A cookie is a small text file written to a user’s hard drive that contains an identifying user number. The cookies do not contain any personal information about users. We use the cookie so users do not have to log in every time they use the service and the cookie will automatically expire if you do not visit the Mondaq website (or its affiliate sites) for 12 months.
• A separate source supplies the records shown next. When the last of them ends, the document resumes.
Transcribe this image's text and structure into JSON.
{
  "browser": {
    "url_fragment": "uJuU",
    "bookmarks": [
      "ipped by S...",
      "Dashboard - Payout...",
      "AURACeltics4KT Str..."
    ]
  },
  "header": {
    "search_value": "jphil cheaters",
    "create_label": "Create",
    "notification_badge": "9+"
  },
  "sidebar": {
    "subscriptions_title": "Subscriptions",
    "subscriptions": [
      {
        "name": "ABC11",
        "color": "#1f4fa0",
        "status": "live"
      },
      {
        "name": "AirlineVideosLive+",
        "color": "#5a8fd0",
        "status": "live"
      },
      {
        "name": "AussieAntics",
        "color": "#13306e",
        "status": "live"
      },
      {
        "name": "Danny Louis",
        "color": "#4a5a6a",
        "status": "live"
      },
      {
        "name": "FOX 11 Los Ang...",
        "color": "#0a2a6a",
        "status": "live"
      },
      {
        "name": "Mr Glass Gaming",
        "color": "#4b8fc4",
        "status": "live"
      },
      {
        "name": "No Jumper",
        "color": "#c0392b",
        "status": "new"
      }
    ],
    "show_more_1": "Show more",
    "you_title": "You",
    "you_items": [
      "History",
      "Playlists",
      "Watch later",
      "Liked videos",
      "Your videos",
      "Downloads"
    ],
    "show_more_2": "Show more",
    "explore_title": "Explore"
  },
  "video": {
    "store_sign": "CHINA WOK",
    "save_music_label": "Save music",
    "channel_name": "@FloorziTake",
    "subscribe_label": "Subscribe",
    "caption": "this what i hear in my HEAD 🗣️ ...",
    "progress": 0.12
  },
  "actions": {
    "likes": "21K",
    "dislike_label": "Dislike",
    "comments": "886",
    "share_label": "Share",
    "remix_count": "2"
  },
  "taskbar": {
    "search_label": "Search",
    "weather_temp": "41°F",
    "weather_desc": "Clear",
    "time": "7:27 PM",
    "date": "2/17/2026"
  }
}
We also use the cookie to personalise a user's experience of the site (for example to show information specific to a user's region). As the Mondaq sites are fully personalised and cookies are essential to its core technology the site will function unpredictably with browsers that do not support cookies - or where cookies are disabled (in these circumstances we advise you to attempt to locate the information you require elsewhere on the web). However if you are concerned about the presence of a Mondaq cookie on your machine you can also choose to expire the cookie immediately (remove it) by selecting the 'Log Off' menu option as the last thing you do when you use the site.

Some of our business partners may use cookies on our site (for example, advertisers). However, we have no access to or control over these cookies and we are not aware of any at present that do so.

Log Files

We use IP addresses to analyse trends, administer the site, track movement, and gather broad demographic information for aggregate use. IP addresses are not linked to personally identifiable information.


This web site contains links to other sites. Please be aware that Mondaq (or its affiliate sites) are not responsible for the privacy practices of such other sites. We encourage our users to be aware when they leave our site and to read the privacy statements of these third party sites. This privacy statement applies solely to information collected by this Web site.

Surveys & Contests

From time-to-time our site requests information from users via surveys or contests. Participation in these surveys or contests is completely voluntary and the user therefore has a choice whether or not to disclose any information requested. Information requested may include contact information (such as name and delivery address), and demographic information (such as postcode, age level). Contact information will be used to notify the winners and award prizes. Survey information will be used for purposes of monitoring or improving the functionality of the site.


If a user elects to use our referral service for informing a friend about our site, we ask them for the friend’s name and email address. Mondaq stores this information and may contact the friend to invite them to register with Mondaq, but they will not be contacted more than once. The friend may contact Mondaq to request the removal of this information from our database.


This website takes every reasonable precaution to protect our users’ information. When users submit sensitive information via the website, your information is protected using firewalls and other security technology. If you have any questions about the security at our website, you can send an email to

Correcting/Updating Personal Information

If a user’s personally identifiable information changes (such as postcode), or if a user no longer desires our service, we will endeavour to provide a way to correct, update or remove that user’s personal data provided to us. This can usually be done at the “Your Profile” page or by sending an email to

Notification of Changes

If we decide to change our Terms & Conditions or Privacy Policy, we will post those changes on our site so our users are always aware of what information we collect, how we use it, and under what circumstances, if any, we disclose it. If at any point we decide to use personally identifiable information in a manner different from that stated at the time it was collected, we will notify users by way of an email. Users will have a choice as to whether or not we use their information in this different manner. We will use information in accordance with the privacy policy under which the information was collected.

How to contact Mondaq

You can contact us with comments or queries at

If for some reason you believe Mondaq Ltd. has not adhered to these principles, please notify us by e-mail at and we will use commercially reasonable efforts to determine and correct the problem promptly.